§ Work instruction
Show every line below where "data" appears.

[Given records Boundary: Start]

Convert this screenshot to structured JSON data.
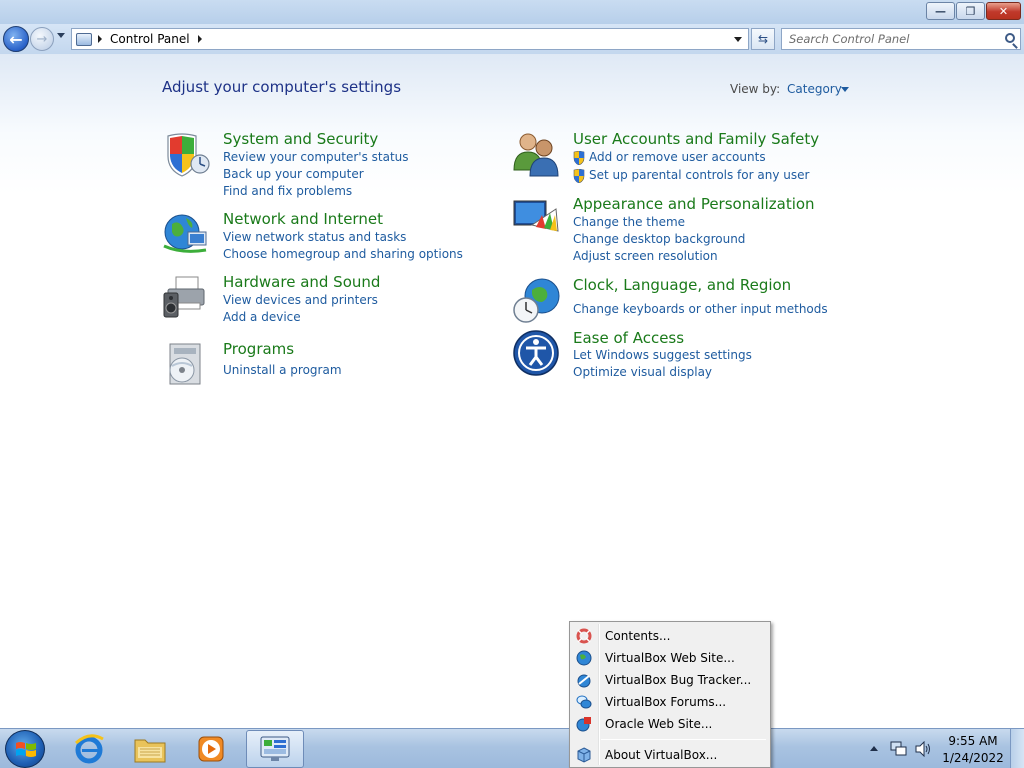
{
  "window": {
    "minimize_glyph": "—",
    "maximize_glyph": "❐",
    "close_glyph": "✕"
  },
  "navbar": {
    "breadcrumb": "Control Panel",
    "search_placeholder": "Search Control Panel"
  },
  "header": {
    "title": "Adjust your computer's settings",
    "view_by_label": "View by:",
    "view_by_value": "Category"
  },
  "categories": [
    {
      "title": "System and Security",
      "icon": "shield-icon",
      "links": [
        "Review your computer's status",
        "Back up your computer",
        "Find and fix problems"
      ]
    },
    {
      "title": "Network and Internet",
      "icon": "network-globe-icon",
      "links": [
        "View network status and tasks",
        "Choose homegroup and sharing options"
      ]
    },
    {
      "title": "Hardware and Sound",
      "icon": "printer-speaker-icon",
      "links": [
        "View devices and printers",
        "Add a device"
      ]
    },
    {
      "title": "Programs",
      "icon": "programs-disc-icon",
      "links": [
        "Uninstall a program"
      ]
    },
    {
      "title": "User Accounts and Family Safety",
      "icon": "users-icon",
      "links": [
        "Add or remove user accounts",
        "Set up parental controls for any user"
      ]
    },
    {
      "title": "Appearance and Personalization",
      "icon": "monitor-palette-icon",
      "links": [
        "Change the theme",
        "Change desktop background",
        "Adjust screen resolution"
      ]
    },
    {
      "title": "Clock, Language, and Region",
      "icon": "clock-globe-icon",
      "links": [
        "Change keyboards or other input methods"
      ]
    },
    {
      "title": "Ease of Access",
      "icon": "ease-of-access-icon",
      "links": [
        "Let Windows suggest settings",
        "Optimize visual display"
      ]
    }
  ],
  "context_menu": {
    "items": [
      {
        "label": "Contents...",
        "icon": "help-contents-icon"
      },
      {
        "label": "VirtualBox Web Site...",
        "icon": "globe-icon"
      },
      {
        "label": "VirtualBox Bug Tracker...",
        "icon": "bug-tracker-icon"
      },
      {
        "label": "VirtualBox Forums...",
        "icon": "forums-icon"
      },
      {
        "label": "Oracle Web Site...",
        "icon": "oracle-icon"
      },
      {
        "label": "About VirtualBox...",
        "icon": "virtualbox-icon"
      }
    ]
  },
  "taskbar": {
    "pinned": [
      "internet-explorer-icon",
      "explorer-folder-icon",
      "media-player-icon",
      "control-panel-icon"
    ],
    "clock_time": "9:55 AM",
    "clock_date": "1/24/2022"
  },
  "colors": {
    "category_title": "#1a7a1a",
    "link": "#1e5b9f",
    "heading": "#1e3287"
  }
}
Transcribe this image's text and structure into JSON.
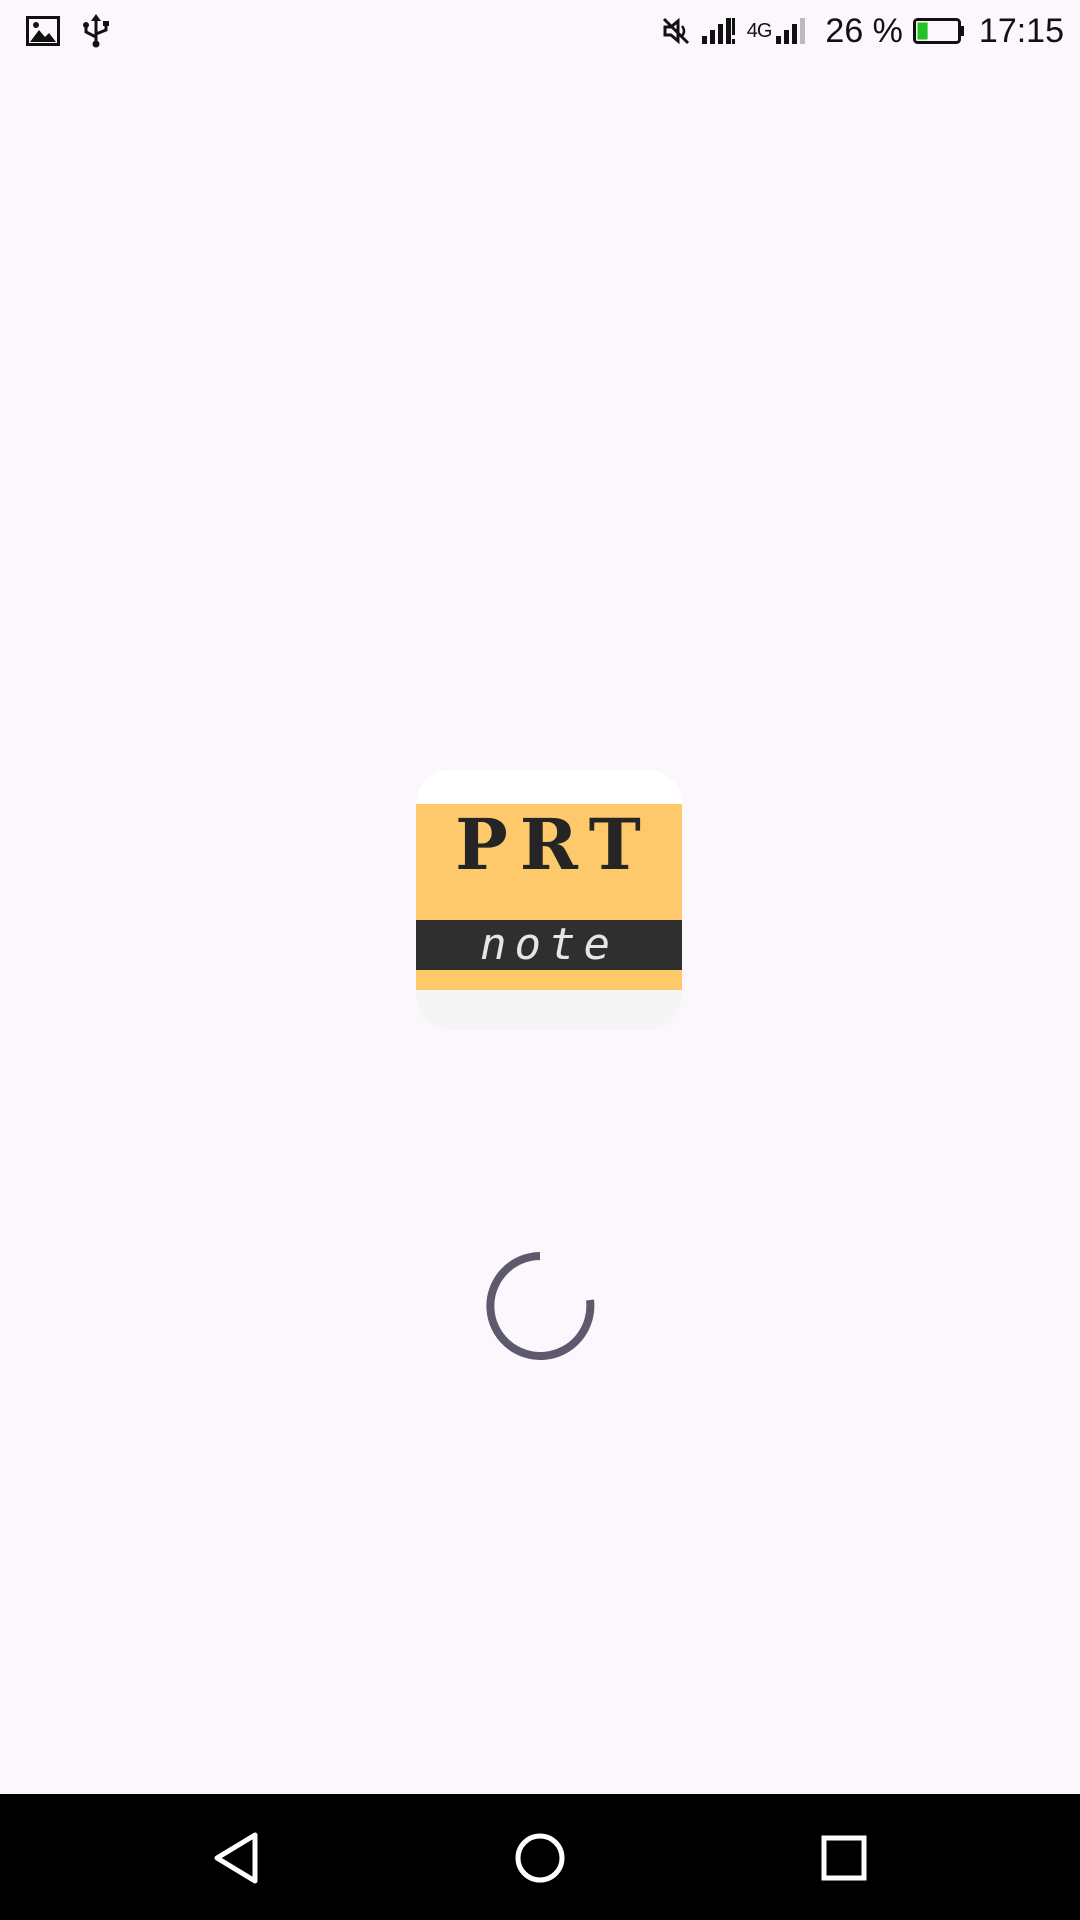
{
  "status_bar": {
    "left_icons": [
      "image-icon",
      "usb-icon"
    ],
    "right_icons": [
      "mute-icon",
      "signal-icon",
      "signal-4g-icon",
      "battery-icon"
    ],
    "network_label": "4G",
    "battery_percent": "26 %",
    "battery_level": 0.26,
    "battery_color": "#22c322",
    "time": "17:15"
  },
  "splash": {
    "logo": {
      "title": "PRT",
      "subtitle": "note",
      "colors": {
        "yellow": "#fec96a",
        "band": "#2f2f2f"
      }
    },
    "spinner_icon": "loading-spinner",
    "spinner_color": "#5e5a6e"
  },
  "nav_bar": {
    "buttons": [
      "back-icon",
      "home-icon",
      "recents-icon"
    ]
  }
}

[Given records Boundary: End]
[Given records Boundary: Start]

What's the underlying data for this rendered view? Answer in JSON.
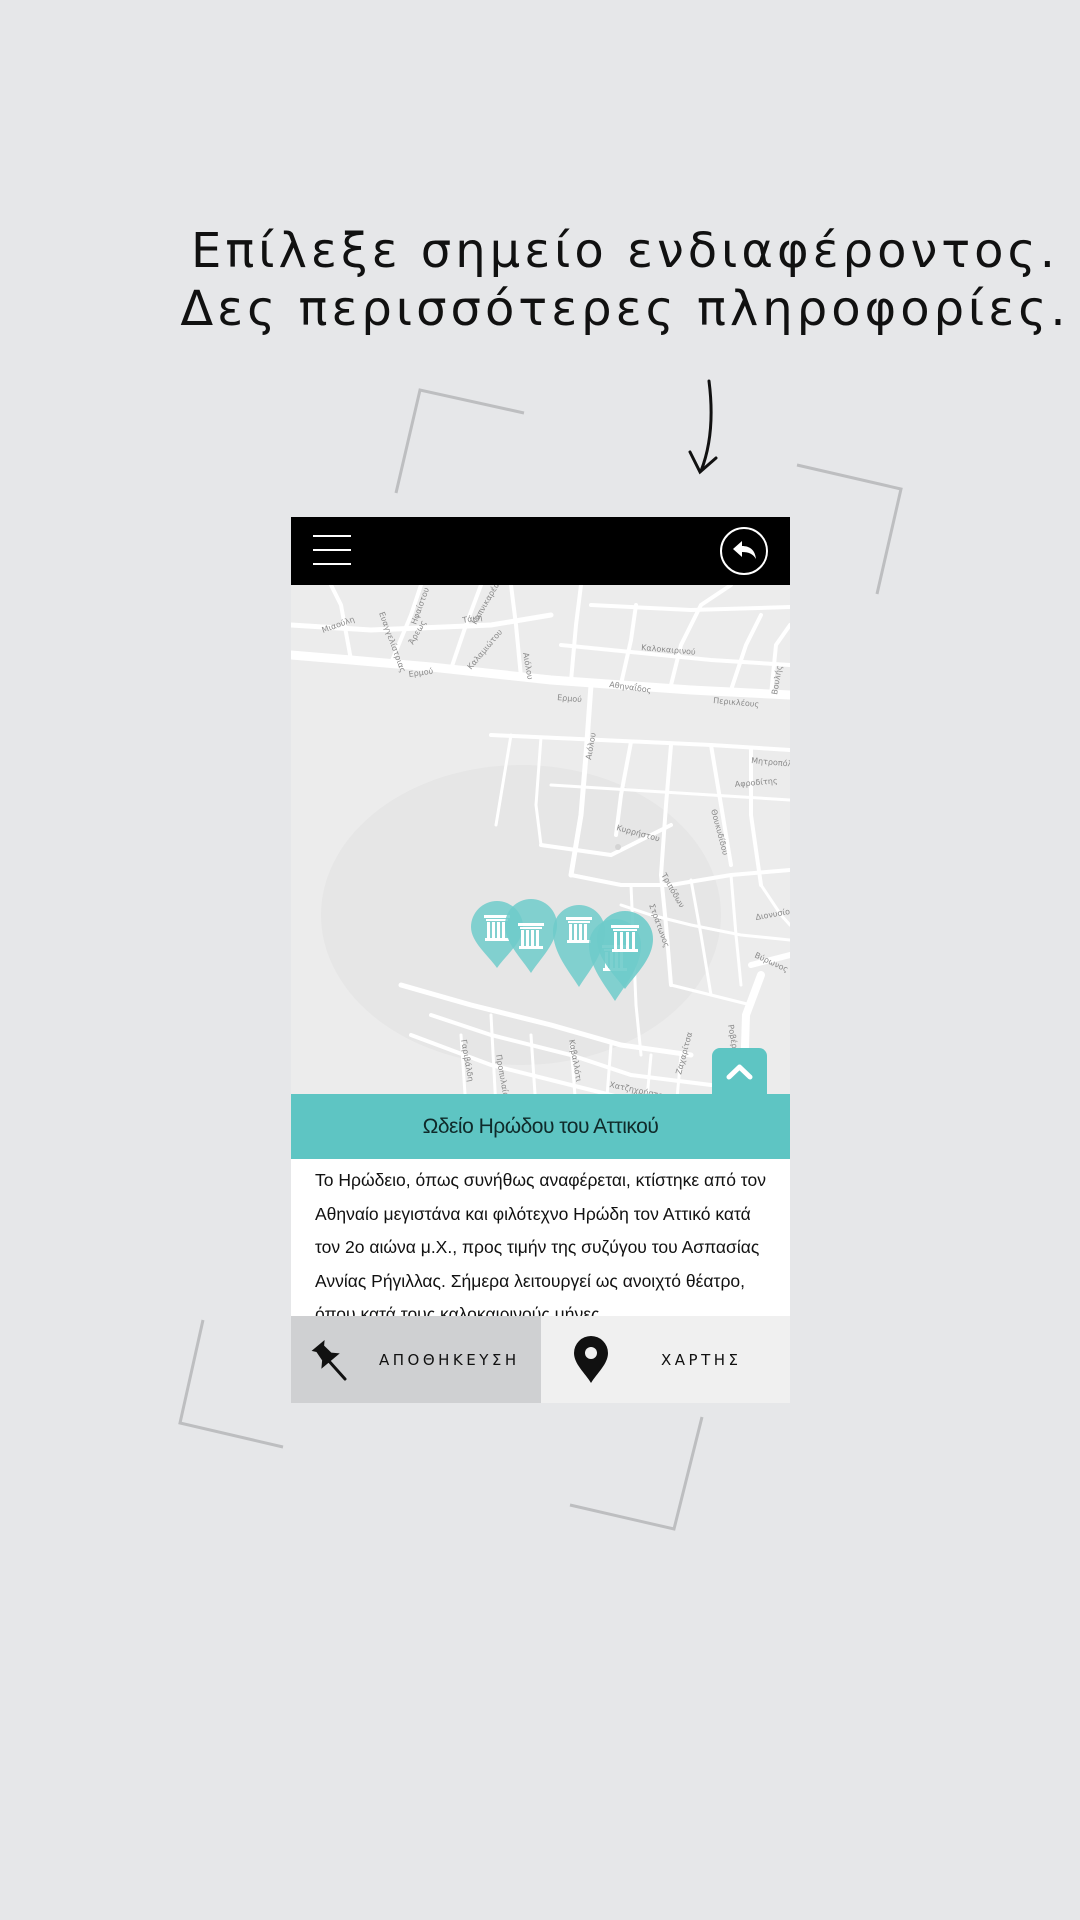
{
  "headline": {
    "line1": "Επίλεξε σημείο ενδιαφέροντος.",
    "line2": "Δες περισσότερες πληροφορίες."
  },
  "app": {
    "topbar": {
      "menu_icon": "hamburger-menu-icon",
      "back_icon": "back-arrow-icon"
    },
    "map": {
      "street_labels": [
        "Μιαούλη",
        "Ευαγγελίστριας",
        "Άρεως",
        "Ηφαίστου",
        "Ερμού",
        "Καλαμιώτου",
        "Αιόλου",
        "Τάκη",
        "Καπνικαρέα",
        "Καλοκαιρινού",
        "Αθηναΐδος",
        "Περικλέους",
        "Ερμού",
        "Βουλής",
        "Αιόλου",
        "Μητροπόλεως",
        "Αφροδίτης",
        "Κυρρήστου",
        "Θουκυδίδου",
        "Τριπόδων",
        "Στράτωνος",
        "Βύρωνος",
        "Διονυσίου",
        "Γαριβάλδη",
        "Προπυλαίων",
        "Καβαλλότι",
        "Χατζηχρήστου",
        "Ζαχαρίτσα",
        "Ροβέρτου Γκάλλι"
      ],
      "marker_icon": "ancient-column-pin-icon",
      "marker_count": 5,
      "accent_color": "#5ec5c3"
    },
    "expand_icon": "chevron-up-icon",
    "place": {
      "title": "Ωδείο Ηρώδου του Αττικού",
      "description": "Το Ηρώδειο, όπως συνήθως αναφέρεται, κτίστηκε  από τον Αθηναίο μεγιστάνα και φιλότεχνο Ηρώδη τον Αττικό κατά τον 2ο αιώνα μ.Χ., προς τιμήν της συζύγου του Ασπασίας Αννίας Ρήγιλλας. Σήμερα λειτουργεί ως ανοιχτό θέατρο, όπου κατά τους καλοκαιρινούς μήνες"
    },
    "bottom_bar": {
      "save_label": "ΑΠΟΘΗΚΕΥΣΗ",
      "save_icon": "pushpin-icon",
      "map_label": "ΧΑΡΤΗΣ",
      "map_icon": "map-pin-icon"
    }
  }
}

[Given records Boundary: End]
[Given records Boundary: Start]

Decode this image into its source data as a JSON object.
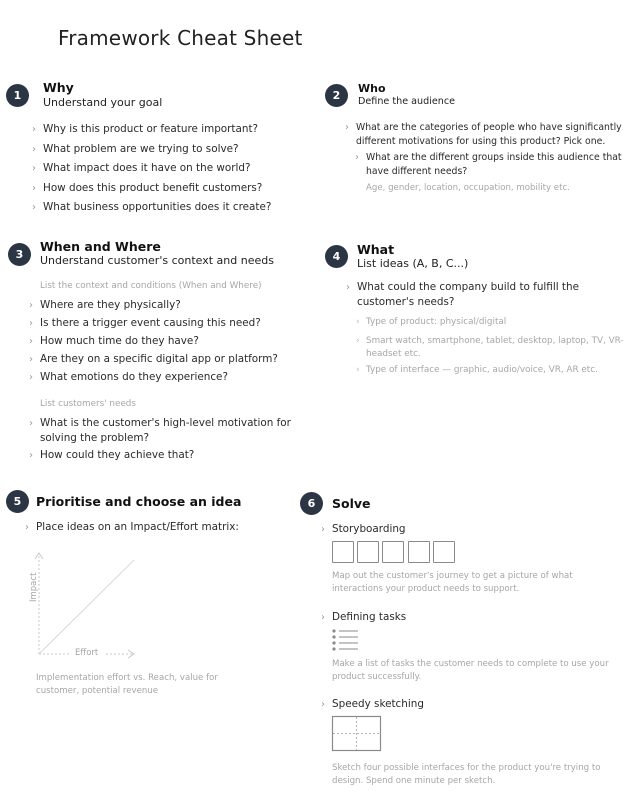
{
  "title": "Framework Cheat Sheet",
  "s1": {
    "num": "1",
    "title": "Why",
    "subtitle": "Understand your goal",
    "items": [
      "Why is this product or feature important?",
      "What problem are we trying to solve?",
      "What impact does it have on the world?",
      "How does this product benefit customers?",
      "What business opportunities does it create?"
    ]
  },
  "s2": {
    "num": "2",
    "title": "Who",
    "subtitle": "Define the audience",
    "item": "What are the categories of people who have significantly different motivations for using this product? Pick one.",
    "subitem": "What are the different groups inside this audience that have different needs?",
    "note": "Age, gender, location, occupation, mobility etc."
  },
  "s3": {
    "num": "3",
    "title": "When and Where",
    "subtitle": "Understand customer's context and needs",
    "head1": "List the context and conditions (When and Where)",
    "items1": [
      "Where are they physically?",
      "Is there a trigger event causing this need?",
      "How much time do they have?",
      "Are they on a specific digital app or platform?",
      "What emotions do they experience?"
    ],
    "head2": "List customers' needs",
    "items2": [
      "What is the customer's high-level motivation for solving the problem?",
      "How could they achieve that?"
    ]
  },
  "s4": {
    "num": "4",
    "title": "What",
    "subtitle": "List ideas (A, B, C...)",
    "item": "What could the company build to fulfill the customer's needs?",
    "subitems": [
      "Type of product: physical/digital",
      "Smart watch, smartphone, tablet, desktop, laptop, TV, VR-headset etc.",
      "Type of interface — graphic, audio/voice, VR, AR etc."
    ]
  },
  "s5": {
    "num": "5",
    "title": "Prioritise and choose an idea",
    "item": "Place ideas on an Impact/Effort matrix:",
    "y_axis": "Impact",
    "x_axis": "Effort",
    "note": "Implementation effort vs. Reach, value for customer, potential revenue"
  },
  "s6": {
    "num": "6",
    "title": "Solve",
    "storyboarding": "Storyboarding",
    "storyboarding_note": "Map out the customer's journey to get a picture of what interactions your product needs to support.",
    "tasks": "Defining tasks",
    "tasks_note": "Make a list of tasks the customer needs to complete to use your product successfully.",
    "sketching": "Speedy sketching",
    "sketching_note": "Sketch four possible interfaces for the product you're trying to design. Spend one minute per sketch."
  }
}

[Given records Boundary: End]

§ Exercise solution
Convert this screenshot to structured JSON data.
What's the underlying data for this rendered view? Answer in JSON.
Decode this image into its source data as a JSON object.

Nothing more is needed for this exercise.